Any of you remember the television series “The West Wing?” Regardless of its left-leaning scripts and message, I thoroughly enjoyed watching it. Perhaps it was the way all of the liberal utopian ideas actually worked instead of how they fail in reality. Perhaps I just enjoy escaping into the romantic aura of how great our nation’s capital could be, like what was portrayed in the movie “American President.” Whatever the reason, I certainly was entertained.
A line that always stuck out to me in both of those creations occurred when a character had his job on the line. They always had the intestinal fortitude to say, “I serve at the pleasure of the president.”
Now, I don’t know Chantal Unfug and probably couldn’t point her out in a roomful of people. I do know Paul Brown a little from doing business over the years and could find him in the same room. That said, I would hazard a guess both of these good folks who were qualified enough to be appointed to their jobs also knew they served at the pleasure of the county commissioners and governor.
When it comes to a couple of local newspapers and their opinions, this fact is lost entirely and for opposite reasons.
Let’s take Paul’s dilemma that occurred last year. Being a fiducially responsible guy, Paul decided the public trustee’s office could save some money by not running page after page after page of notices in the most expensive way possible — that is, in the local daily paper. By putting notices out for bid — all while staying inside the archaic, big-paper benefitting law — Paul was able to greatly reduce the amount spent on the notices. Apparently this was about to catch on with other trustees. Before you knew it, a couple of large circulated daily papers were in Denver along with the Colorado Press Association lobbying against fiscal responsibility. What should have done been at the pleasure of saving money obviously came at the displeasure of others who had contacts with Paul and his compatriots.
Needless to say, Paul was dismissed and order and expense was restored for the pleasure of the local daily paper.
Now on to Chantal. Our newly elected county commission asked for her resignation as county administrator and paid her the severance she was owed on her contract. Since she served at the commission’s pleasure, this should have been all there was to the story. But since this displeased our local daily and weekly newspapers, conspiracy theories and much ado about nothing once again abound.
I have no idea why Chantal was let go. But I do know she could have been let go for cause, not meeting specified targets and goals or no reason whatsoever and it all would have been within the parameters of the contract under which she was hired. I also know the commissioners were well within their bounds in how all of this was handled. Could it have been handled differently? Yes. But can’t everything?

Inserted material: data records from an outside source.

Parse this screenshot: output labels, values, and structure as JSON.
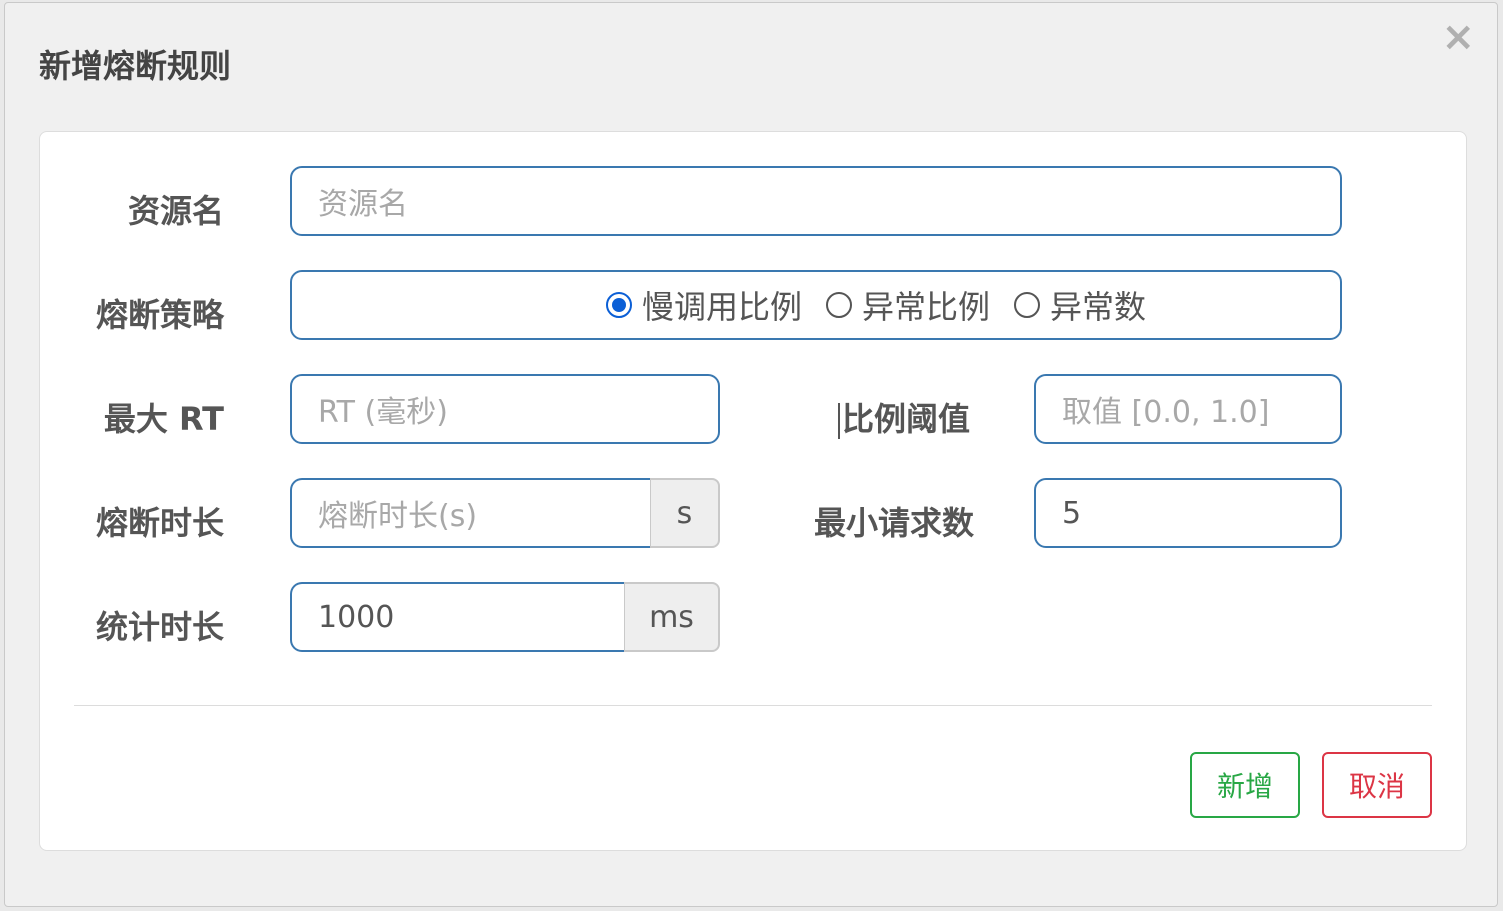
{
  "dialog": {
    "title": "新增熔断规则",
    "close_label": "×"
  },
  "form": {
    "resource": {
      "label": "资源名",
      "placeholder": "资源名",
      "value": ""
    },
    "strategy": {
      "label": "熔断策略",
      "options": [
        {
          "label": "慢调用比例",
          "checked": true
        },
        {
          "label": "异常比例",
          "checked": false
        },
        {
          "label": "异常数",
          "checked": false
        }
      ]
    },
    "max_rt": {
      "label": "最大 RT",
      "placeholder": "RT (毫秒)",
      "value": ""
    },
    "ratio_threshold": {
      "label": "比例阈值",
      "placeholder": "取值 [0.0, 1.0]",
      "value": ""
    },
    "duration": {
      "label": "熔断时长",
      "placeholder": "熔断时长(s)",
      "value": "",
      "unit": "s"
    },
    "min_requests": {
      "label": "最小请求数",
      "value": "5"
    },
    "stat_duration": {
      "label": "统计时长",
      "value": "1000",
      "unit": "ms"
    }
  },
  "buttons": {
    "add_label": "新增",
    "cancel_label": "取消"
  },
  "colors": {
    "input_border": "#3a78b0",
    "radio_accent": "#0b5fd6",
    "add_button": "#28a745",
    "cancel_button": "#dc3545"
  }
}
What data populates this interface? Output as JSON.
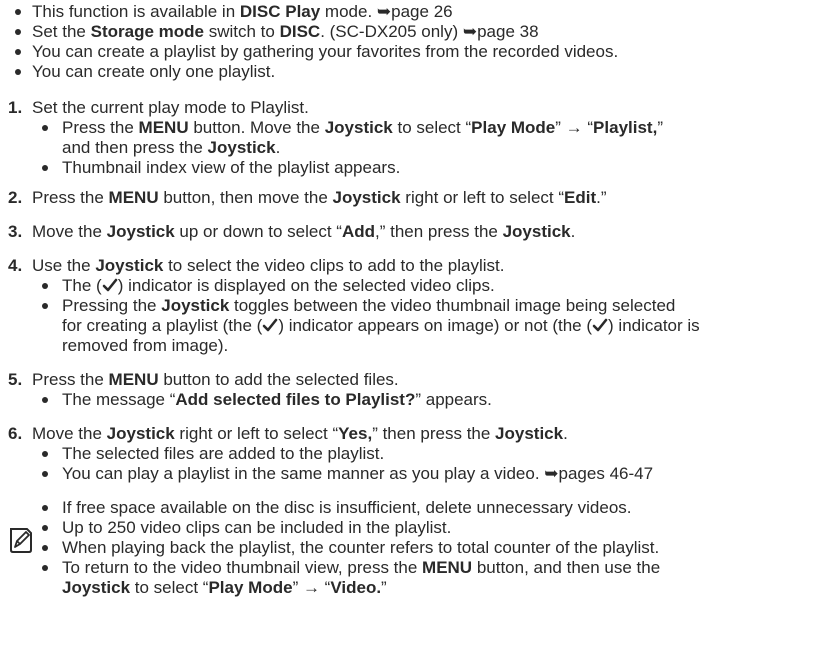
{
  "intro": {
    "b1": {
      "a": "This function is available in ",
      "b": "DISC Play",
      "c": " mode. ",
      "ref": "➥page 26"
    },
    "b2": {
      "a": "Set the ",
      "b": "Storage mode",
      "c": " switch to ",
      "d": "DISC",
      "e": ". (SC-DX205 only) ",
      "ref": "➥page 38"
    },
    "b3": "You can create a playlist by gathering your favorites from the recorded videos.",
    "b4": "You can create only one playlist."
  },
  "steps": {
    "s1": {
      "n": "1.",
      "text": "Set the current play mode to Playlist.",
      "sub1": {
        "a": "Press the ",
        "menu": "MENU",
        "b": " button. Move the ",
        "joy": "Joystick",
        "c": " to select “",
        "pm": "Play Mode",
        "d": "” → “",
        "pl": "Playlist,",
        "e": "”"
      },
      "sub1b": {
        "a": "and then press the ",
        "joy": "Joystick",
        "b": "."
      },
      "sub2": "Thumbnail index view of the playlist appears."
    },
    "s2": {
      "n": "2.",
      "a": "Press the ",
      "menu": "MENU",
      "b": " button, then move the ",
      "joy": "Joystick",
      "c": " right or left to select “",
      "edit": "Edit",
      "d": ".”"
    },
    "s3": {
      "n": "3.",
      "a": "Move the ",
      "joy": "Joystick",
      "b": " up or down to select “",
      "add": "Add",
      "c": ",” then press the ",
      "joy2": "Joystick",
      "d": "."
    },
    "s4": {
      "n": "4.",
      "a": "Use the ",
      "joy": "Joystick",
      "b": " to select the video clips to add to the playlist.",
      "sub1": {
        "a": "The (",
        "b": ") indicator is displayed on the selected video clips."
      },
      "sub2": {
        "a": "Pressing the ",
        "joy": "Joystick",
        "b": " toggles between the video thumbnail image being selected"
      },
      "sub2b": {
        "a": "for creating a playlist (the (",
        "b": ") indicator appears on image) or not (the (",
        "c": ") indicator is"
      },
      "sub2c": "removed from image)."
    },
    "s5": {
      "n": "5.",
      "a": "Press the ",
      "menu": "MENU",
      "b": " button to add the selected files.",
      "sub1": {
        "a": "The message “",
        "msg": "Add selected files to Playlist?",
        "b": "” appears."
      }
    },
    "s6": {
      "n": "6.",
      "a": "Move the ",
      "joy": "Joystick",
      "b": " right or left to select “",
      "yes": "Yes,",
      "c": "” then press the ",
      "joy2": "Joystick",
      "d": ".",
      "sub1": "The selected files are added to the playlist.",
      "sub2": {
        "a": "You can play a playlist in the same manner as you play a video. ",
        "ref": "➥pages 46-47"
      }
    }
  },
  "notes": {
    "n1": "If free space available on the disc is insufficient, delete unnecessary videos.",
    "n2": "Up to 250 video clips can be included in the playlist.",
    "n3": "When playing back the playlist, the counter refers to total counter of the playlist.",
    "n4": {
      "a": "To return to the video thumbnail view, press the ",
      "menu": "MENU",
      "b": " button, and then use the"
    },
    "n4b": {
      "joy": "Joystick",
      "a": " to select “",
      "pm": "Play Mode",
      "b": "” → “",
      "vid": "Video.",
      "c": "”"
    }
  },
  "icons": {
    "check": "check-indicator-icon",
    "note": "note-pencil-icon"
  }
}
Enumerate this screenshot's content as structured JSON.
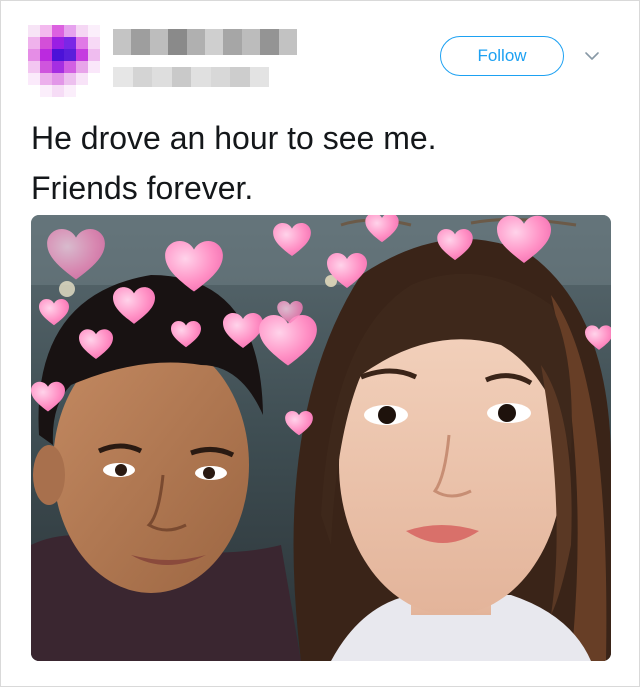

But that’s not good enough for some local media. They want to know why Chantal was fired and claim the commissioner meeting agenda wasn’t properly posted. That is, they don’t like what happened. My thought is that perhaps someone’s buddy got let go and that someone wants to once again flex his or her muscles. My other thought is that some liberal would like us to believe the all-Republican commission conducts secret meetings with robes, hoods and pentagrams all while wearing fake Snidly Whiplash moustaches as they the destroy careers of others. You know what? Maybe the commissioners just thought it was time for a change.
Did it ever occur to these folks doing the complaining that everything was done above board? Did it ever occur to our local daily that perhaps it should be careful what it wishes for as the information it could uncover could be seriously damaging to that person? Does it occur to our local weekly paper writer that while he complains on one hand about how the daily gets its notice contracts his paper disqualifies itself from the bidding? Do either of the local papers understand that while they take advantage of outdated laws on the books regarding notices to their monetary advantage, they complain about the county commission and trustee’s office for following the same laws?
The fact is, we live in a different age. The law regarding posting notices in the paper is a century old. The county commission posts notices of every meeting according to the law. The real problem is that no one worries about any of this unless it directly affects them, either personally or in the pocketbook. And when pocketbooks are involved, action is taken not for the benefit of the public, but rather the complaining party.
As much as that displeases me, it matters very little to my paper’s success. After all, I don’t do business the new-fashioned way. Plus I don’t have anyone in our commissioners’ office or State Capitol on speed dial.